By Chuck Graham
The intuitive conviction among composers that classical music and jazz have more in common than rock ‘n’ roll and jazz just won’t go away.
Clearly stating these artistic objectives right up front, San Diego pianist/composer Danny Green stirs a very big and somewhat classically structured pot in his first full album dedicated to recording his trio with strings.
In this case the additional musicians are a string quartet of players from the San Diego Symphony – violins Kate Hatmaker and Igor Pandurski, viola Travis Maril and cello Erica Erenyl.
Members of Green’s trio are Justin Grinnell, bass, and Julien Cantelm, drums, soaking up the lush sounds of their orchestral companions like candy coated vitamins for their own creativity.
Just being an active listener to the Danny Green Trio Plus Strings’ performance of “One Day It Will” does take a little different strategy. Rather than listening for extra sparkling piano licks or rhythms with a double-deep pulse, try listening to the whole sound all at once. Hear the waves of conviction as they develop emotional swells growing until they come toppling over in a rush of ecstasy.
Kind of like how you would listen to a symphony orchestra.
Green’s early inspiration was the 1966 Verve release “Bill Evans Trio with Symphony Orchestra.” Also influential is Herbie Hancock’s1998 Verve project “Gershwin’s World,” particularly the piano work on Ravel’s “Piano Concerto in G major.”
“I was intrigued by the possibilities of integrating classical harmony and form into the jazz context,” Green explained in a press release.
“The process for arranging each song began with my thinking about where the strings should take the lead melody, where they should play background lines or harmonies – or what I could do to make the strings essential to the arrangement.”
“One Day It Will” contains 10 original tracks, each one a fully developed composition.

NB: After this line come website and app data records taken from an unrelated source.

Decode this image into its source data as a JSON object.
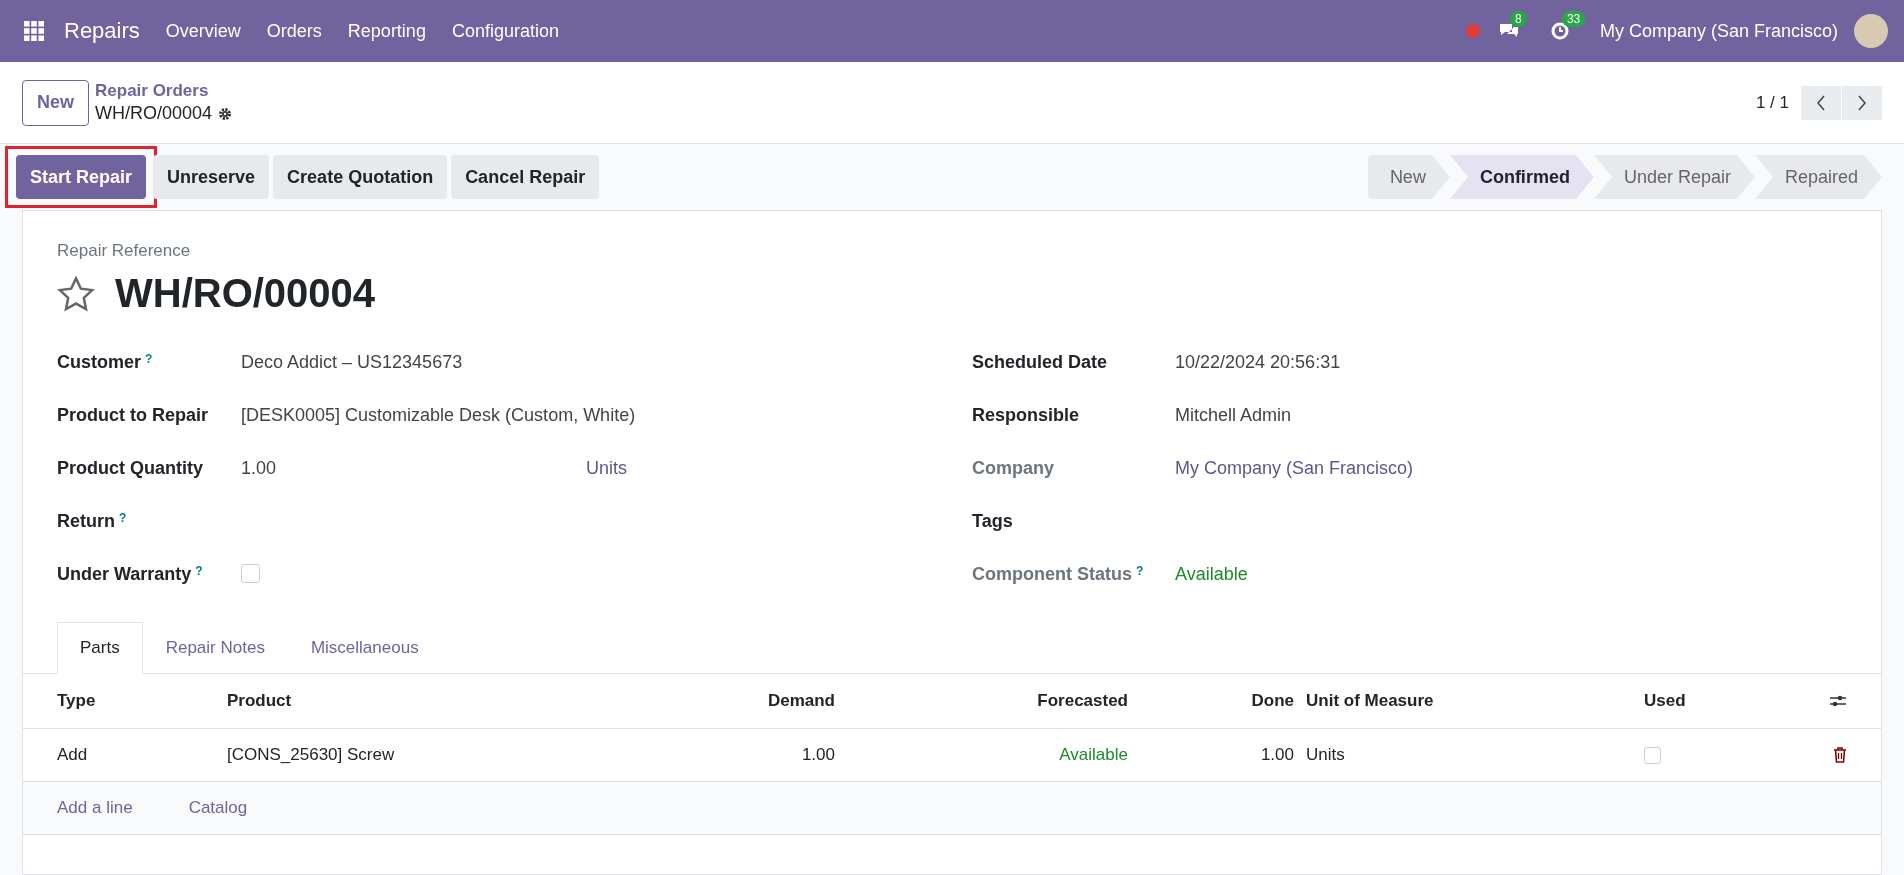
{
  "navbar": {
    "app_name": "Repairs",
    "menu": [
      "Overview",
      "Orders",
      "Reporting",
      "Configuration"
    ],
    "messages_count": "8",
    "activities_count": "33",
    "company": "My Company (San Francisco)"
  },
  "breadcrumb": {
    "new_button": "New",
    "parent": "Repair Orders",
    "current": "WH/RO/00004"
  },
  "pager": {
    "value": "1 / 1"
  },
  "actions": [
    {
      "label": "Start Repair",
      "primary": true,
      "highlighted": true
    },
    {
      "label": "Unreserve",
      "primary": false,
      "highlighted": false
    },
    {
      "label": "Create Quotation",
      "primary": false,
      "highlighted": false
    },
    {
      "label": "Cancel Repair",
      "primary": false,
      "highlighted": false
    }
  ],
  "stages": [
    {
      "label": "New",
      "selected": false
    },
    {
      "label": "Confirmed",
      "selected": true
    },
    {
      "label": "Under Repair",
      "selected": false
    },
    {
      "label": "Repaired",
      "selected": false
    }
  ],
  "form": {
    "reference_label": "Repair Reference",
    "reference": "WH/RO/00004",
    "starred": false,
    "left_fields": [
      {
        "label": "Customer",
        "help": "?",
        "kind": "text",
        "value": "Deco Addict – US12345673"
      },
      {
        "label": "Product to Repair",
        "kind": "text",
        "value": "[DESK0005] Customizable Desk (Custom, White)"
      },
      {
        "label": "Product Quantity",
        "kind": "quantity",
        "value": "1.00",
        "unit": "Units"
      },
      {
        "label": "Return",
        "help": "?",
        "kind": "text"
      },
      {
        "label": "Under Warranty",
        "help": "?",
        "kind": "checkbox",
        "checked": false
      }
    ],
    "right_fields": [
      {
        "label": "Scheduled Date",
        "kind": "text",
        "value": "10/22/2024 20:56:31",
        "readonly": false
      },
      {
        "label": "Responsible",
        "kind": "text",
        "value": "Mitchell Admin",
        "readonly": false
      },
      {
        "label": "Company",
        "kind": "link",
        "value": "My Company (San Francisco)",
        "readonly": true
      },
      {
        "label": "Tags",
        "kind": "text",
        "readonly": false
      },
      {
        "label": "Component Status",
        "help": "?",
        "kind": "status",
        "value": "Available",
        "readonly": true
      }
    ]
  },
  "tabs": [
    {
      "label": "Parts",
      "selected": true
    },
    {
      "label": "Repair Notes",
      "selected": false
    },
    {
      "label": "Miscellaneous",
      "selected": false
    }
  ],
  "table": {
    "columns": [
      "Type",
      "Product",
      "Demand",
      "Forecasted",
      "Done",
      "Unit of Measure",
      "Used"
    ],
    "rows": [
      {
        "type": "Add",
        "product": "[CONS_25630] Screw",
        "demand": "1.00",
        "forecasted": "Available",
        "done": "1.00",
        "uom": "Units",
        "used": false
      }
    ],
    "add_links": [
      "Add a line",
      "Catalog"
    ]
  }
}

All are drawn from more abstract situations, such as a response to the weather a la George Winston.
Some are faster, with a quicker pulse rather than a driving beat. Others feel languid, sometimes sad, but ever thoughtful. Plan on listening attentively to “One Day It Will” many times over. Because the differences can be subtle, every listening will reveal new musical moments with additional nuance.
See Review at Let The Show Begin